◆ Task to complete
For the word "with", return each line of the data in which it occurs.

(Excerpts from an interface dataset)
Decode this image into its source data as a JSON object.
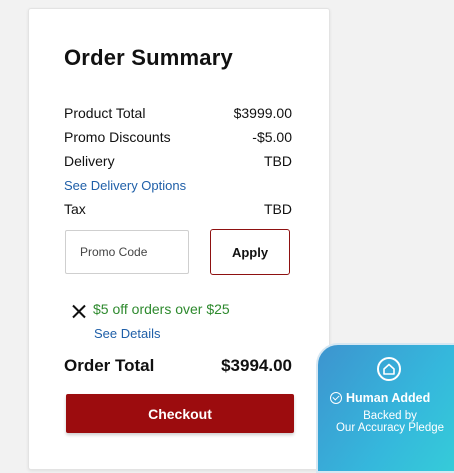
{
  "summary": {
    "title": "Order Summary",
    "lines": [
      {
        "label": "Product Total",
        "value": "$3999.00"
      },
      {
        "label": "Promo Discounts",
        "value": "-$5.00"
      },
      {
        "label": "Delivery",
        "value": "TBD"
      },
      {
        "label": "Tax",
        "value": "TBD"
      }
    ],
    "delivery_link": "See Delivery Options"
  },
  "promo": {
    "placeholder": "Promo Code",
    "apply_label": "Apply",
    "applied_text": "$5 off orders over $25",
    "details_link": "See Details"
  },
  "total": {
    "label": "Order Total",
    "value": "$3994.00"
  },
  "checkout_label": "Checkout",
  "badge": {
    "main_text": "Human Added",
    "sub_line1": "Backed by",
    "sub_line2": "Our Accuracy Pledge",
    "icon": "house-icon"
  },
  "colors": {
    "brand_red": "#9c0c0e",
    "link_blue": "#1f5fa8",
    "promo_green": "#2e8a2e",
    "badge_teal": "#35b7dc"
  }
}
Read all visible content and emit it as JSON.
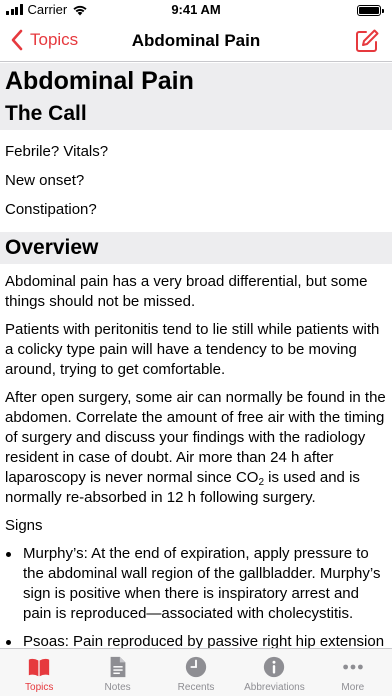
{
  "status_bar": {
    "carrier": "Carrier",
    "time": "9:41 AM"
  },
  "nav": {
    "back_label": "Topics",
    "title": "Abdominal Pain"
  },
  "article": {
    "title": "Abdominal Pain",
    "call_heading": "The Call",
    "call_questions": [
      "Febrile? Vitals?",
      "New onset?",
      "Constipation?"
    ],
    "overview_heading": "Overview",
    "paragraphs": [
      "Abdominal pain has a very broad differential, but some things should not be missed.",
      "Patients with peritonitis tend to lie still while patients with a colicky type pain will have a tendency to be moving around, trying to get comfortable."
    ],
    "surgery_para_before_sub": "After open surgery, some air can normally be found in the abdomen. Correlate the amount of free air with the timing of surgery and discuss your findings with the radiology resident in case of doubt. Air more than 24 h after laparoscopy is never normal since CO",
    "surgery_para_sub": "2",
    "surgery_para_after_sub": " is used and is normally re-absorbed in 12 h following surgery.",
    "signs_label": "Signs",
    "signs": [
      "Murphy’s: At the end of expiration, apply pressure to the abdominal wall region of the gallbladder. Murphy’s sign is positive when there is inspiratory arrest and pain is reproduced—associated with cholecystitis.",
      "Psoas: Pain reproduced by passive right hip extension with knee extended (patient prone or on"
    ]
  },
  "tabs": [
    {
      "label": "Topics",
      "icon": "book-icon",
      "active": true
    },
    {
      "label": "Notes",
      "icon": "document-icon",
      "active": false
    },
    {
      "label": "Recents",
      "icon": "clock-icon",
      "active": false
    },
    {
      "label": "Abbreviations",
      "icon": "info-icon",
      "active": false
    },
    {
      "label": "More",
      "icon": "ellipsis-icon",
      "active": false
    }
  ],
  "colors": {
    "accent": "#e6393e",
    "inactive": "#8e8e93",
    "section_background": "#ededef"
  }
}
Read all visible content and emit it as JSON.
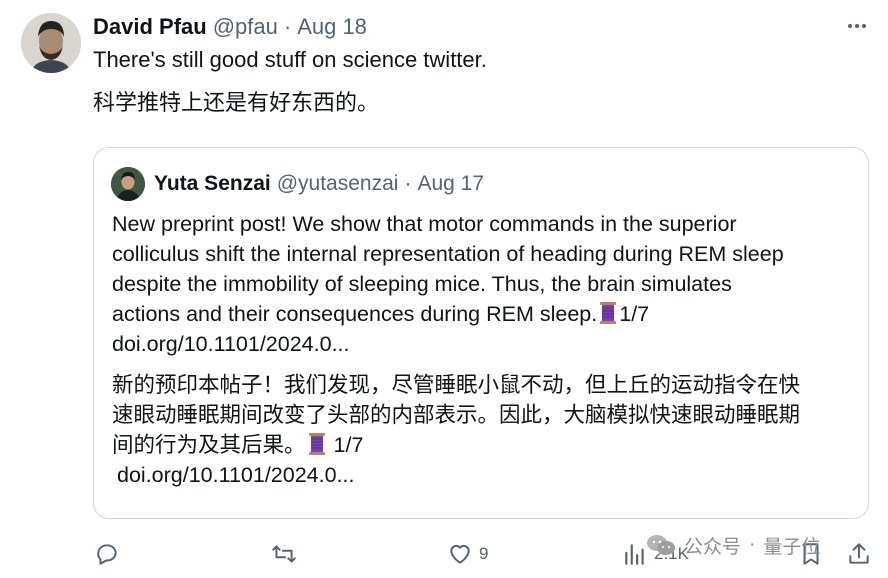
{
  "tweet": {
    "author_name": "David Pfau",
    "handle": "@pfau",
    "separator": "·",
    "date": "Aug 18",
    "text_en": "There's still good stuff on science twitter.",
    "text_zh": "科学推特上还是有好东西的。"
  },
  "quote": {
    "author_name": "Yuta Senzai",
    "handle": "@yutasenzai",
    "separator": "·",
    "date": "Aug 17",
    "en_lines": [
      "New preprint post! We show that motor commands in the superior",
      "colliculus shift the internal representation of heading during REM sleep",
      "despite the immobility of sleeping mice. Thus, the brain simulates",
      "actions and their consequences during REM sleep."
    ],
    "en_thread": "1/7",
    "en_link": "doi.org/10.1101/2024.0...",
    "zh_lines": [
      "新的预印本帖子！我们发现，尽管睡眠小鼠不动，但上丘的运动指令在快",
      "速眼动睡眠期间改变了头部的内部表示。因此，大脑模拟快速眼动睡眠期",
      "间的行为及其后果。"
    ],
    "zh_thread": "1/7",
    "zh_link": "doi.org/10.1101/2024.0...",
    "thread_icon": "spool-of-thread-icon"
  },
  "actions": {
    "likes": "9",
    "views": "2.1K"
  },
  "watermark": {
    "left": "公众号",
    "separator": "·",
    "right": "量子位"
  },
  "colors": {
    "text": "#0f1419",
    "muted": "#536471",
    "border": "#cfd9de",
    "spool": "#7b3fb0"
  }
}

◆ Problem solution
      "Patients with peritonitis tend to lie still while patients with a colicky type pain will have a tendency to be moving around, trying to get comfortable."
    "surgery_para_before_sub": "After open surgery, some air can normally be found in the abdomen. Correlate the amount of free air with the timing of surgery and discuss your findings with the radiology resident in case of doubt. Air more than 24 h after laparoscopy is never normal since CO",
      "Murphy’s: At the end of expiration, apply pressure to the abdominal wall region of the gallbladder. Murphy’s sign is positive when there is inspiratory arrest and pain is reproduced—associated with cholecystitis.",
      "Psoas: Pain reproduced by passive right hip extension with knee extended (patient prone or on"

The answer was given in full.